The Tennessee Vols made the rest of the SEC take notice in 2021.
Tennessee wasn’t supposed to be very good last season. After Jeremy Pruitt nearly ruined the program, Josh Heupel was tasked with rebuilding Tennessee football for what felt like the 50th time in the last 15 years (the math works, just don’t check behind me).
Not only did Heupel help the Vols avoid a losing season in 2021 (which was what many analysts were predicting), but he also led UT to a winning season (7-6 with a loss to Purdue in the Music City Bowl).
Thanks to the unexpected 7-6 season last year, the Vols are receiving a significant amount of pre-season hype ahead of the 2022 season. It’s not that anyone is predicting Tennessee to win the SEC East, but we’re seeing a lot of early top 25 polls with the Vols ranked fairly high.
For example, CBS Sports recently released their post-spring top 25 and they have Tennessee at No. 15.
From CBS Sports:
Josh Heupel had a nice debut season in the SEC. But this will be Year 2 with the dark specter of an NCAA investigation hanging over the program. Hendon Hooker returns after throwing 31 touchdown passes and leading the SEC in efficiency.
The Vols are certainly capable of being a top 15 team in 2022. The offense is explosive, key players are returning, and the players in the program will be more comfortable in Heupel’s second season.
But pre-season hype doesn’t win games. If anything, it can be detrimental to a program. It’s cliché, but outside noise can wreck a program. Why do you think Alabama’s Nick Saban routinely preaches against “rat poison” from the media?

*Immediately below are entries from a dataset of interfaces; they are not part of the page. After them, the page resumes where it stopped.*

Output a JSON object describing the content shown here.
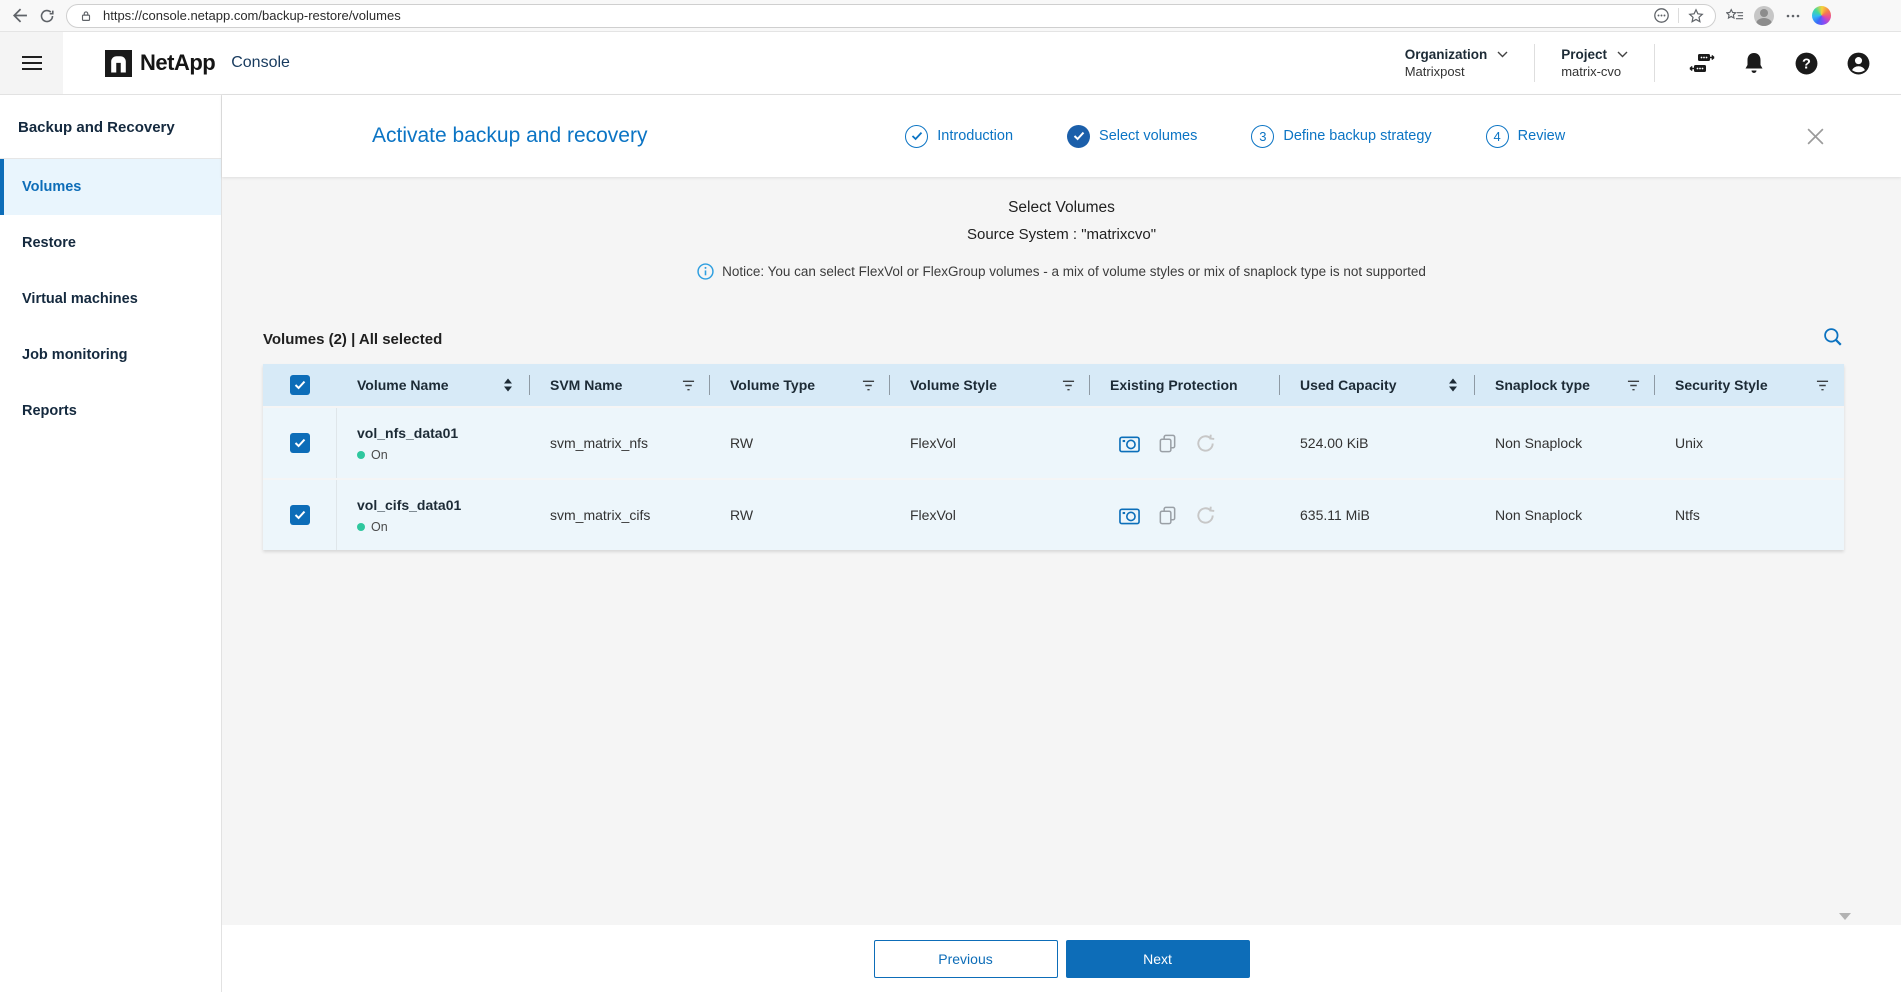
{
  "browser": {
    "url": "https://console.netapp.com/backup-restore/volumes"
  },
  "header": {
    "logo_text": "NetApp",
    "product": "Console",
    "organization_label": "Organization",
    "organization_value": "Matrixpost",
    "project_label": "Project",
    "project_value": "matrix-cvo"
  },
  "sidebar": {
    "heading": "Backup and Recovery",
    "items": [
      {
        "label": "Volumes"
      },
      {
        "label": "Restore"
      },
      {
        "label": "Virtual machines"
      },
      {
        "label": "Job monitoring"
      },
      {
        "label": "Reports"
      }
    ]
  },
  "wizard": {
    "title": "Activate backup and recovery",
    "steps": [
      {
        "label": "Introduction"
      },
      {
        "label": "Select volumes"
      },
      {
        "label": "Define backup strategy",
        "number": "3"
      },
      {
        "label": "Review",
        "number": "4"
      }
    ]
  },
  "content": {
    "title": "Select Volumes",
    "subtitle": "Source System : \"matrixcvo\"",
    "notice": "Notice: You can select FlexVol or FlexGroup volumes - a mix of volume styles or mix of snaplock type is not supported",
    "caption": "Volumes (2) | All selected",
    "columns": [
      "Volume Name",
      "SVM Name",
      "Volume Type",
      "Volume Style",
      "Existing Protection",
      "Used Capacity",
      "Snaplock type",
      "Security Style"
    ],
    "rows": [
      {
        "name": "vol_nfs_data01",
        "status": "On",
        "svm": "svm_matrix_nfs",
        "type": "RW",
        "style": "FlexVol",
        "capacity": "524.00 KiB",
        "snaplock": "Non Snaplock",
        "security": "Unix"
      },
      {
        "name": "vol_cifs_data01",
        "status": "On",
        "svm": "svm_matrix_cifs",
        "type": "RW",
        "style": "FlexVol",
        "capacity": "635.11 MiB",
        "snaplock": "Non Snaplock",
        "security": "Ntfs"
      }
    ]
  },
  "footer": {
    "previous": "Previous",
    "next": "Next"
  },
  "colors": {
    "accent": "#0d6db8",
    "step_text": "#0b74c4",
    "step_current_bg": "#1b5faa",
    "table_header_bg": "#d7eaf7",
    "selected_row_bg": "#edf6fb",
    "status_on": "#2fc79e",
    "content_bg": "#f5f5f5"
  }
}
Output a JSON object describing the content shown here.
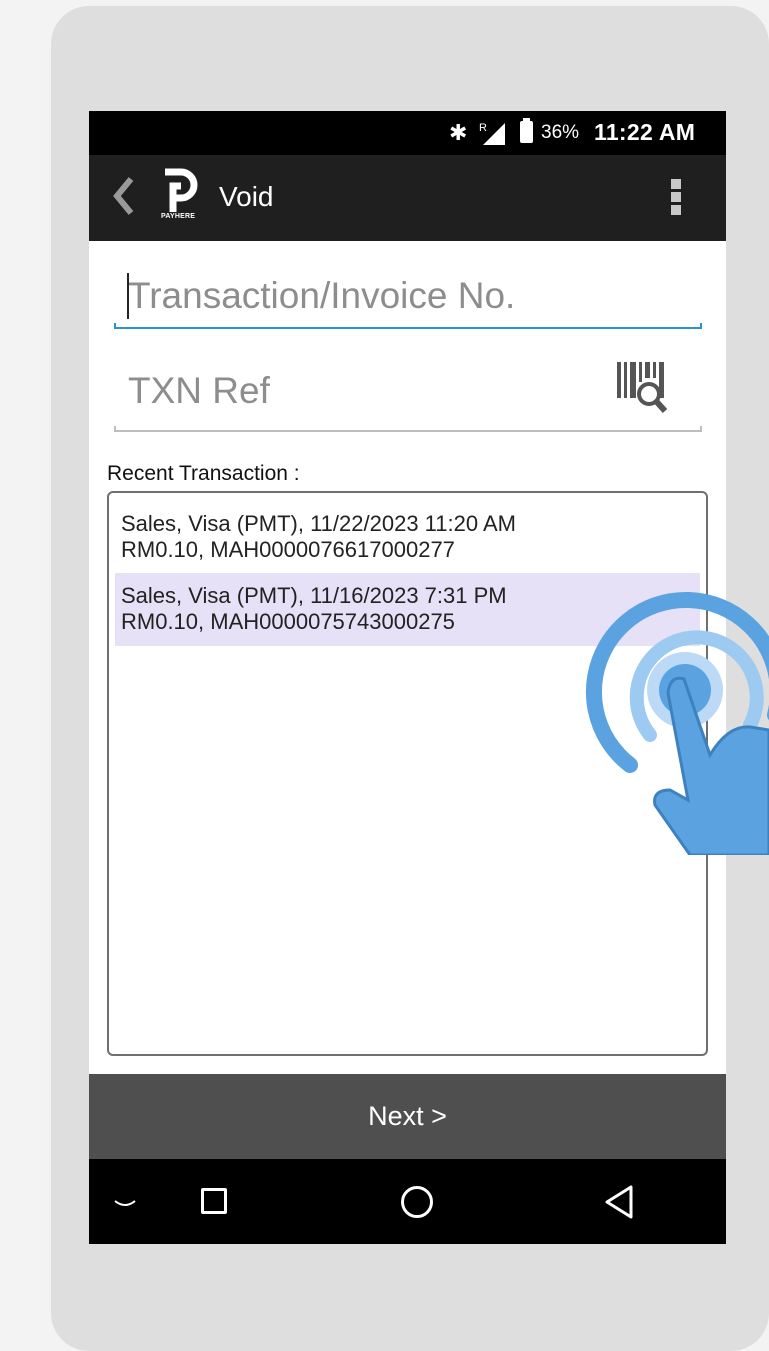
{
  "status_bar": {
    "bluetooth_icon": "bluetooth-icon",
    "signal_indicator": "R",
    "battery_percent": "36%",
    "time": "11:22 AM"
  },
  "app_bar": {
    "title": "Void",
    "logo_text": "PAYHERE"
  },
  "form": {
    "transaction_placeholder": "Transaction/Invoice No.",
    "txn_ref_placeholder": "TXN Ref"
  },
  "recent": {
    "label": "Recent Transaction :",
    "items": [
      {
        "line1": "Sales, Visa (PMT), 11/22/2023 11:20 AM",
        "line2": "RM0.10, MAH0000076617000277"
      },
      {
        "line1": "Sales, Visa (PMT), 11/16/2023 7:31 PM",
        "line2": "RM0.10, MAH0000075743000275"
      }
    ]
  },
  "footer": {
    "next_label": "Next >"
  },
  "colors": {
    "accent": "#2f8fd4",
    "selected_row": "#e6e1f6",
    "app_bar": "#1f1f1f",
    "next_bar": "#4f4f4f",
    "tap_icon": "#5aa3e0"
  }
}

“Rat poison is anything that distracts you from doing the things that you need to do to do your job. … Whether it’s created by the media, the weather, it could be created by anything.” 🐀☠️— SEC Network (@SECNetwork) October 2, 2021
Coach Saban reminds everyone that today is about the players. @AlabamaFTBL #SECNation pic.twitter.com/puqqvk7ZnJ
The pre-season hype is one of the biggest obstacles that Heupel and his staff have to deal with this offseason. They can’t let the hype creep inside the program and let it alter the way the team prepares for the 2022 season.
Hype from the media is a good thing. It puts Tennessee in headlines for positive reasons, which is a good thing for recruiting. I know there are plenty of folks who would prefer that the national media sleep on the Vols, but I think the hype and high expectations are something Tennessee should embrace.
They just have to understand that the hype means nothing unless the team executes on Saturdays in the fall. If Heupel can keep his team in check — because let’s be honest, it’s impossible for Tennessee’s players to avoid hearing the outside noise — then none of this will be an issue.
But if Tennessee’s players start reading the hype and thinking a 10-win season is automatic, instead of focusing on putting in the work, then it could be disastrous for the Vols in 2022.
This isn’t Heupel’s first rodeo — his extensive coaching career/playing career has prepared him for situations like this. But he still has to make sure his team is in the right headspace entering the 2022 season.
Featured image via Calvin Mattheis/News Sentinel / USA TODAY NETWORK